[Entries from a dataset of interfaces]
###

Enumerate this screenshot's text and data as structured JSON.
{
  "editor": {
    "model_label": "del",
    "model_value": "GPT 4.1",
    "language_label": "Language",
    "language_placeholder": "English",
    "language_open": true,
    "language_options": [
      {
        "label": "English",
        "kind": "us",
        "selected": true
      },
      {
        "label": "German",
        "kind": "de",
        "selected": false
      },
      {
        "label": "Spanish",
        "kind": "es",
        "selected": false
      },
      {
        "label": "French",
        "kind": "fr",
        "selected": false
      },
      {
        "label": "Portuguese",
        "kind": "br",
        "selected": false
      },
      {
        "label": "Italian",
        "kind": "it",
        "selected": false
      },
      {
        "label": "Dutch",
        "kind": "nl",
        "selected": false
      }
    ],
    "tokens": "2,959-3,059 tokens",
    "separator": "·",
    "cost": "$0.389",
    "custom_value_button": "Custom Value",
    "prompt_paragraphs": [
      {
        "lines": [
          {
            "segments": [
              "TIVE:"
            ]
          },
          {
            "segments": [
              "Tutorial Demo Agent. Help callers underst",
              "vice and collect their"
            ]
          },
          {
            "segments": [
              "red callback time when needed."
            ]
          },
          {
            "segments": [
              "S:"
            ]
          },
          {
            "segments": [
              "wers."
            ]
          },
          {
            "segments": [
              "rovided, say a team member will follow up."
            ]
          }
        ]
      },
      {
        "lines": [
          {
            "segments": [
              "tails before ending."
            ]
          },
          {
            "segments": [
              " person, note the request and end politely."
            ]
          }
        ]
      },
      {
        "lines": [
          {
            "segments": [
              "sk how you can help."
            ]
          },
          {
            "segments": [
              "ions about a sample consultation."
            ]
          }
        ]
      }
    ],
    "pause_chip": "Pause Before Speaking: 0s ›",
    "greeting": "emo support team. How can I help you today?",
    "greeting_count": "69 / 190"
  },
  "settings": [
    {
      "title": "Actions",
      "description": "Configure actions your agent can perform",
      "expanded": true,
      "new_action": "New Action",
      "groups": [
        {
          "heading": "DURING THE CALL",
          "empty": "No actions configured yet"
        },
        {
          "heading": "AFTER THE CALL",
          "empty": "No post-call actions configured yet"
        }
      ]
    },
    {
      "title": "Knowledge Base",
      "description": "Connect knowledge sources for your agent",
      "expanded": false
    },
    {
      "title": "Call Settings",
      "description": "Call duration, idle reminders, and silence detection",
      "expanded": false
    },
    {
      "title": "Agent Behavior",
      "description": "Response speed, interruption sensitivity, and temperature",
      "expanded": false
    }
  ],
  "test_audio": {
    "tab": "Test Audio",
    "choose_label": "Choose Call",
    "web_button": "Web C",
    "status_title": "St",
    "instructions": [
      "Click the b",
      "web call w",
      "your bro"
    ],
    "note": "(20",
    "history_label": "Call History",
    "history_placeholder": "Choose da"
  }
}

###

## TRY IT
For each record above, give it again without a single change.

## EXERCISE RESPONSE
Enumerate this screenshot's text and data as structured JSON.
{
  "editor": {
    "model_label": "del",
    "model_value": "GPT 4.1",
    "language_label": "Language",
    "language_placeholder": "English",
    "language_open": true,
    "language_options": [
      {
        "label": "English",
        "kind": "us",
        "selected": true
      },
      {
        "label": "German",
        "kind": "de",
        "selected": false
      },
      {
        "label": "Spanish",
        "kind": "es",
        "selected": false
      },
      {
        "label": "French",
        "kind": "fr",
        "selected": false
      },
      {
        "label": "Portuguese",
        "kind": "br",
        "selected": false
      },
      {
        "label": "Italian",
        "kind": "it",
        "selected": false
      },
      {
        "label": "Dutch",
        "kind": "nl",
        "selected": false
      }
    ],
    "tokens": "2,959-3,059 tokens",
    "separator": "·",
    "cost": "$0.389",
    "custom_value_button": "Custom Value",
    "prompt_paragraphs": [
      {
        "lines": [
          {
            "segments": [
              "TIVE:"
            ]
          },
          {
            "segments": [
              "Tutorial Demo Agent. Help callers underst",
              "vice and collect their"
            ]
          },
          {
            "segments": [
              "red callback time when needed."
            ]
          },
          {
            "segments": [
              "S:"
            ]
          },
          {
            "segments": [
              "wers."
            ]
          },
          {
            "segments": [
              "rovided, say a team member will follow up."
            ]
          }
        ]
      },
      {
        "lines": [
          {
            "segments": [
              "tails before ending."
            ]
          },
          {
            "segments": [
              " person, note the request and end politely."
            ]
          }
        ]
      },
      {
        "lines": [
          {
            "segments": [
              "sk how you can help."
            ]
          },
          {
            "segments": [
              "ions about a sample consultation."
            ]
          }
        ]
      }
    ],
    "pause_chip": "Pause Before Speaking: 0s ›",
    "greeting": "emo support team. How can I help you today?",
    "greeting_count": "69 / 190"
  },
  "settings": [
    {
      "title": "Actions",
      "description": "Configure actions your agent can perform",
      "expanded": true,
      "new_action": "New Action",
      "groups": [
        {
          "heading": "DURING THE CALL",
          "empty": "No actions configured yet"
        },
        {
          "heading": "AFTER THE CALL",
          "empty": "No post-call actions configured yet"
        }
      ]
    },
    {
      "title": "Knowledge Base",
      "description": "Connect knowledge sources for your agent",
      "expanded": false
    },
    {
      "title": "Call Settings",
      "description": "Call duration, idle reminders, and silence detection",
      "expanded": false
    },
    {
      "title": "Agent Behavior",
      "description": "Response speed, interruption sensitivity, and temperature",
      "expanded": false
    }
  ],
  "test_audio": {
    "tab": "Test Audio",
    "choose_label": "Choose Call",
    "web_button": "Web C",
    "status_title": "St",
    "instructions": [
      "Click the b",
      "web call w",
      "your bro"
    ],
    "note": "(20",
    "history_label": "Call History",
    "history_placeholder": "Choose da"
  }
}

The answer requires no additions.